A horse race is a contest of speed among horses that are either ridden by jockeys or pulled by sulkies and their drivers. Typically held on dirt or a hard surface, the contest is governed by rules established by parliaments and royal decrees. These rules include ensuring that horses entered are the bona fide property of their owners, thus preventing “ringers,” a superior horse entered fraudulently against inferior ones; requiring horses to be certified as to age; and imposing penalties for rough riding.

In a horse race, bettors place their money on a horse to win. If the horse wins, they receive a payoff. Bettors can also place a bet to place or to show, which means that the horse will come in first, second or third. The payouts on a bet to place or to show are lower than the payouts on a bet to win, but it is a safer way to wager your money.
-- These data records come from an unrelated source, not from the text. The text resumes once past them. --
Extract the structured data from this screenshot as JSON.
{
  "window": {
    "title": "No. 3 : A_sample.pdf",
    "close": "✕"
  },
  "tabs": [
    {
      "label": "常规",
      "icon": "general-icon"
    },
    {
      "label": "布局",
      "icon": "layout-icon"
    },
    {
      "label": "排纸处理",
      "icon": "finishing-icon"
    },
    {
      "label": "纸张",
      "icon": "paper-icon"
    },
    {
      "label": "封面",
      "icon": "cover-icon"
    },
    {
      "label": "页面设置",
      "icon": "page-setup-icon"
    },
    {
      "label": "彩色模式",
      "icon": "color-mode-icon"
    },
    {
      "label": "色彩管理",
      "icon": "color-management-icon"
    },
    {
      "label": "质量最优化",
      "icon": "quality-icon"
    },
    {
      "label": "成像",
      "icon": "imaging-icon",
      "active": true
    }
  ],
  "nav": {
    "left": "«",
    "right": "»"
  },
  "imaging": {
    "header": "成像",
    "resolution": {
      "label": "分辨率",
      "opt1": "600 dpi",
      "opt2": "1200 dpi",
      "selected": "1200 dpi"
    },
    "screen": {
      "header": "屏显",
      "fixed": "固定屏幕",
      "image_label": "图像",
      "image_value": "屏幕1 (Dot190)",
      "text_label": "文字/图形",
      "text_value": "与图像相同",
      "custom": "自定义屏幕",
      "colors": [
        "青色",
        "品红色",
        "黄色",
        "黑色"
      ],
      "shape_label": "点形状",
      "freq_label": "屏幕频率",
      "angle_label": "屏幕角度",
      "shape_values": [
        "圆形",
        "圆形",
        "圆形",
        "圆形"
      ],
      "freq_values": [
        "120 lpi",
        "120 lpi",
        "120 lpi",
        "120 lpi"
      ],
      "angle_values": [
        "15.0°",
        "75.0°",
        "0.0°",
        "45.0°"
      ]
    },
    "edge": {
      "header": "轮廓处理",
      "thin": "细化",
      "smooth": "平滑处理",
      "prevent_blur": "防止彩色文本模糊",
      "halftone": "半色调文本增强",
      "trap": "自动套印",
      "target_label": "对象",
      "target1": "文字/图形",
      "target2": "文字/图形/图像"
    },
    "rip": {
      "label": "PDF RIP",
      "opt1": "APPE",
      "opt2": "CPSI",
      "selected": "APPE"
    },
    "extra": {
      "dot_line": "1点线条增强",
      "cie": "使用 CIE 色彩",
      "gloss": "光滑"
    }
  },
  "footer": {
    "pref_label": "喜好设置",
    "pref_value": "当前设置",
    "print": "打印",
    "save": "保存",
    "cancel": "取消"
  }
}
The horse race is a popular sport around the world. There are several types of horse races, including Thoroughbred racing, which is more common in the United States, and harness racing, which is more popular in Canada and parts of Europe. There are also quarter horse and Arabian horse races, although these are not as well-known as the other three types.

In the 1700s, horse races began to become more organized and rules were created to help regulate the sport. An act of the British Parliament of 1740 provided that horses entered had to be the bona fide property of their owners, thereby preventing “ringers,” a superior animal entered fraudulently against inferior ones; a law was passed requiring certificates of age for horses; and there were penalties for rough riding.

Until the Civil War, horse racing was focused on stamina rather than speed. This changed when the American Thoroughbred was developed. After that, speed became the hallmark of excellence.

A thoroughbred horse can run faster than any other breed of horse. This is because it has a unique structure that allows its leg to move at high speeds. This special structure also includes a flexor tendon on the back that stretches and rebounds, like a spring.

This enables the horse to run fast without straining its muscles and joints. A typical racehorse will run eight to ten miles during a single race. The lower legs of the horse are especially vulnerable to injury because they must take a terrible beating during the race. The lower legs of the horse are often bandaged, and many racehorses are whipped after the race to encourage them to continue running.

When journalists use the term horse race in reference to a political contest, they are usually not talking about a horse race between two opponents but instead a tight race between one candidate and another. In this type of election, the real issues at stake can easily get lost in the mudslinging, name calling and attack ads. Multiple studies have shown that when journalists focus primarily on who is winning or losing instead of reporting on the policy issues at stake, the voters, candidates and news industry itself suffer.